His motivation takes a bit of swallowing too. On the one hand, a movie in which a top-level conspiracy has been hatched within the military industrial complex in order to further the interests of global aggression, with the patsy an Arab terrorist (“It’s clear he was ready to die for his cause… ‘I fly into the arms of Allah’”) wouldn’t have “flown” three years later. Indeed, the “deadly conspiracy” is announced as such in a news report (so this is a world where conspiracies do exist officially).
Kevin: You ever listen to a man drowning? They don’t die quietly.
On the other, Dunne as a patriot fiercely loyal to his men, trying to bundle through the deal for the new anti-missile defence system Norfolk Test and justifying himself with an example of the lives lost to an Iraqi missile and how it might have been prevented.
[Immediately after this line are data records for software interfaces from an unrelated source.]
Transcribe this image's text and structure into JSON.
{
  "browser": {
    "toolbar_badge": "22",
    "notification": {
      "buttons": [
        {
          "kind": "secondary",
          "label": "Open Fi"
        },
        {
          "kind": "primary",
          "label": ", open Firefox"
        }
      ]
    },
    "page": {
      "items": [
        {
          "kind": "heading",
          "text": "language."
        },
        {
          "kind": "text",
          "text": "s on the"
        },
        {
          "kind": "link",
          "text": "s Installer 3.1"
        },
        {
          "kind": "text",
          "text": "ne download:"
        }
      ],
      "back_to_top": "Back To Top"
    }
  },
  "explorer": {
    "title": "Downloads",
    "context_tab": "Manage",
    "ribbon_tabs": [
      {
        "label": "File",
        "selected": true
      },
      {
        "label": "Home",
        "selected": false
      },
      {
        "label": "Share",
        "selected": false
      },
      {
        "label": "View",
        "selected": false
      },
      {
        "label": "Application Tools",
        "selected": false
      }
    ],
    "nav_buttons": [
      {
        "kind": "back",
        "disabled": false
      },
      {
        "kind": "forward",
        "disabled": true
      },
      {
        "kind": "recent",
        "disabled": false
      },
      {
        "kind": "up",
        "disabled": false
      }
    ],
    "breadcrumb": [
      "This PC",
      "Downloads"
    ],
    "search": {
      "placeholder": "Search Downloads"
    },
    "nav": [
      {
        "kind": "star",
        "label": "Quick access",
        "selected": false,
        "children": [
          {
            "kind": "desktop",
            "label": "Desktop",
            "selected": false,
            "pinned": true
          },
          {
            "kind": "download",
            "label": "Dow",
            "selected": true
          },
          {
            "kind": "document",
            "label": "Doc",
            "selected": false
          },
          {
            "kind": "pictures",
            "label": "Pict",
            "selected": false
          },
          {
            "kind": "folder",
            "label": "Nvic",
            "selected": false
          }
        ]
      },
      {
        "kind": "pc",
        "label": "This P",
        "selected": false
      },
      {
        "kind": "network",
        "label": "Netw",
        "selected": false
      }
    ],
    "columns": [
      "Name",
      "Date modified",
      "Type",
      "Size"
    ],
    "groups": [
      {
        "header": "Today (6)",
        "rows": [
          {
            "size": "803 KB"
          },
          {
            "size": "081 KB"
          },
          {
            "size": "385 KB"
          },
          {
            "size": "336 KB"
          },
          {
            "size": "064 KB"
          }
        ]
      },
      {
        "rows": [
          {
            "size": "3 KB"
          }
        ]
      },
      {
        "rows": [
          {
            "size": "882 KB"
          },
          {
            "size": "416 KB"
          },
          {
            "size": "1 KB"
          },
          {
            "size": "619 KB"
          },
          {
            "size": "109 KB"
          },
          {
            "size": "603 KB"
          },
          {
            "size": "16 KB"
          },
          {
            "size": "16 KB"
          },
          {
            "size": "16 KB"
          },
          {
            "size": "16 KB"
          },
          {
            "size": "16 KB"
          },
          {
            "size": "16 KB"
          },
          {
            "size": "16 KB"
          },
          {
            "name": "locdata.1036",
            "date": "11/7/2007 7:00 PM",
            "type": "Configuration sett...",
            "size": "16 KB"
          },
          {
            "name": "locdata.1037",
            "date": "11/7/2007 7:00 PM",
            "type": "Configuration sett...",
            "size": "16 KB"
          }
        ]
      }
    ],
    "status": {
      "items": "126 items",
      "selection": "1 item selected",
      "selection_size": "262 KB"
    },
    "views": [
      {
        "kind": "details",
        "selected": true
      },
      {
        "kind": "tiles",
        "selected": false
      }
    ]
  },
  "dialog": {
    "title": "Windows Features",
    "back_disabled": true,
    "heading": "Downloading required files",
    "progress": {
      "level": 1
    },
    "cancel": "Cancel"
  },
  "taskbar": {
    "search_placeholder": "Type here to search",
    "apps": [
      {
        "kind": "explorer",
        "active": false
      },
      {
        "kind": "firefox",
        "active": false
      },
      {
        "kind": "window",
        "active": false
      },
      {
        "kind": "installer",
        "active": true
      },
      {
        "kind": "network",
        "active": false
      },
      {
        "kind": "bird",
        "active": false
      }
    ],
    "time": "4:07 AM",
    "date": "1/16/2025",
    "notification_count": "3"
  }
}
This, in the full knowledge that the test results were fixed, doesn’t really wash; how will his argument stand up if the time needed to get the system right following the deal doesn’t pan out? If it leads to more men’s loss of lives (the alternative of course, is that this is just bluster and he’s not really convinced of the moral imperative. Rather, he’s just in it for what he can make).
Ricky: What would I arrest you for? Getting up too quick?
The juggling of elements in De Palma’s opening section is dazzling, something that brings up short all those one-take pretenders (I’m looking at you, so-called Sam Mendes). This is the next step on from The Bonfire of the Vanities indulgent, extended take folly, as Rashomon-style, Ricky is then required to reconsider and interrogate all he has seen through different perspectives as the movie progresses. He’s caught up in the excitement of the boxing match, so the details his cop’s eye takes in at the time have the sheen of ambivalence. There’s Gugino’s Julia, ultimately winged by a bullet, a fake Vertigo blonde with a tumbling wig and lost glasses making her myopic. There’s fighter Lincoln Tyler (Stan Shaw), whose rousing from a “KO” when a bullet rings out rouses Ricky’s realisation something crooked is afoot. There’s the redhead, very iconographically De Palma, there to “distract” Dunne. During Tropical Storm Jezebel.
Ned Campbell: What do you think this is? A bus stop?!
And Snake Eyes has zip as Ricky follows the clues, hearing (and seeing, via De Palma POV flashbacks) the testimony of Tyler, Dunne and Julia. As the action progresses, the director conjures several impressive suspense sequences, notably as both Ricky and Dunne are on the hunt for Julia, Ryiuchi Sakamoto’s driving score propelling the parallel missions. The director utilises some enviably assured bird’s-eye views of the activity in adjoining hotel rooms (a rowdy kegger going on next door to David Anthony Higgins, who mistakenly thinks he has scored with Julia). It’s the kind of bravura Spielberg likely referred to when devising the similar set up in Minority Report.
Ricky: Oh, what the hell. At least I got to be on TV.
De Palma throws in one of his disposably dreadful epilogues, so dumb you charitably tend to think it must be intentional (see also Dressed to Kill); we’re guided through Ricky being feted, falling from grace and being sent to prison, but with the sweetener of Julia waiting when he comes out. Such over-enunciation of his fate isn’t why Snake Eyes ultimately doesn’t quite hit the mark, though. It’s a positive that the movie is brief, but it might have worked more effectively if there were more red herrings, tangled webs to dip in and out of, and clues to sift through (Julia is left locked in a room for about half an hour). As a piece of intrigue, it’s the director sipping from the same pool as Blow Out, just not quite as dazzling (and in both cases unable to stick the landing).